■ **Assigned task**
Copy out each line of the data below in which the string "React" appears.

■ **Task input**
..........

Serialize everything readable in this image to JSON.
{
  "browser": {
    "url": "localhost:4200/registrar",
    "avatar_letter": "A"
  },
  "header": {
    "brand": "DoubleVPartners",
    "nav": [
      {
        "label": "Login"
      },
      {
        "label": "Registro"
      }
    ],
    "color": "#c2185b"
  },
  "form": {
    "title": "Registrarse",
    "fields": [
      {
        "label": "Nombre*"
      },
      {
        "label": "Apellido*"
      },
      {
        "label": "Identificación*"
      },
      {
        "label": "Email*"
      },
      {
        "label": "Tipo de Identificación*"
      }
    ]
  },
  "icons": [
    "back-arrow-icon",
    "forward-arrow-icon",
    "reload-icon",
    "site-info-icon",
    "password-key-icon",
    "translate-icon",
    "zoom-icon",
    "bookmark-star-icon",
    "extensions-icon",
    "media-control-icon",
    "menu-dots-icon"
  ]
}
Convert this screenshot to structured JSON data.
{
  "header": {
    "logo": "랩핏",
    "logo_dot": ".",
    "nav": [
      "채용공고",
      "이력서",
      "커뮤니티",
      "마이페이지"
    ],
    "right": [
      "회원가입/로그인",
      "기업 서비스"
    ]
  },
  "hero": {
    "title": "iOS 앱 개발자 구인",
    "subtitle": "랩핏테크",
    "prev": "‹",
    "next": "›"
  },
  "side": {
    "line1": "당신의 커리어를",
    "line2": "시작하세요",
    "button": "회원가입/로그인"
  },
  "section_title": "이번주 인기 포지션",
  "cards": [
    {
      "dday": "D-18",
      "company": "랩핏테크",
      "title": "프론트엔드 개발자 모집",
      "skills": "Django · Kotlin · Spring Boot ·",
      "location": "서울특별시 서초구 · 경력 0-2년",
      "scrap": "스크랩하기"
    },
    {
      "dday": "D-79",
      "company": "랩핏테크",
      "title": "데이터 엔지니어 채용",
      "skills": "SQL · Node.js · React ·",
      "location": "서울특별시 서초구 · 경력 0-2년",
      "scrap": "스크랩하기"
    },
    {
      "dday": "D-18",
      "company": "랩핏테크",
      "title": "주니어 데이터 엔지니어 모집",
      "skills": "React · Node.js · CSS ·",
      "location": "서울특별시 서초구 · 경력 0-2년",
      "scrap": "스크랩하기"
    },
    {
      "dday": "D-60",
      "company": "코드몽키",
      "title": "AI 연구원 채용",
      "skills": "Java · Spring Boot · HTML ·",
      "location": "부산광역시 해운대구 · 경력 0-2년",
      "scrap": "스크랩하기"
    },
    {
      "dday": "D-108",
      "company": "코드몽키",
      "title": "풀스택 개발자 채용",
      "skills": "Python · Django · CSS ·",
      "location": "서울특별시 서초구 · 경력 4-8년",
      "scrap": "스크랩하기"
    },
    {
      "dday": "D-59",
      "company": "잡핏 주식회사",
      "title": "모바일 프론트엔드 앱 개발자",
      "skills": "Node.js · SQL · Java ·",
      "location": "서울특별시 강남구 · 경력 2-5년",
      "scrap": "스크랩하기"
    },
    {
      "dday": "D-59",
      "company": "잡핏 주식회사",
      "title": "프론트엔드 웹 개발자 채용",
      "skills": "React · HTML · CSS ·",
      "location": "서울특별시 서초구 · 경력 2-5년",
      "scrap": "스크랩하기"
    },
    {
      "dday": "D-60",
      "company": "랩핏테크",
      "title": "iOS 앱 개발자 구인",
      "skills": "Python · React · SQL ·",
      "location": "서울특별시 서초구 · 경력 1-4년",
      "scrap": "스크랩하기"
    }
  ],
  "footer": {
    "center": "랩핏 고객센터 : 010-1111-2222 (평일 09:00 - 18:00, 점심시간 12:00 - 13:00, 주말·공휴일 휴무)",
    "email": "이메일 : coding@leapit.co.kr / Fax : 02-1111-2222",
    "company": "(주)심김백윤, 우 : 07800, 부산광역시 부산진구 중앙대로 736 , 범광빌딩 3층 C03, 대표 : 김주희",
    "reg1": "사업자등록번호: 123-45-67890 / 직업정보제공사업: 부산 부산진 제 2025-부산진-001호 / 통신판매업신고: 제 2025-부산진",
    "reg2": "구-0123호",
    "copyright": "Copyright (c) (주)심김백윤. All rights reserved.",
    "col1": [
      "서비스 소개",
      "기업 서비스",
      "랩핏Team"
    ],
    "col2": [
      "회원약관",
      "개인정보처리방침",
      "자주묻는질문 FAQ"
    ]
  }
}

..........

■ **Completed task**
      "skills": "SQL · Node.js · React ·",
      "skills": "React · Node.js · CSS ·",
      "skills": "React · HTML · CSS ·",
      "skills": "Python · React · SQL ·",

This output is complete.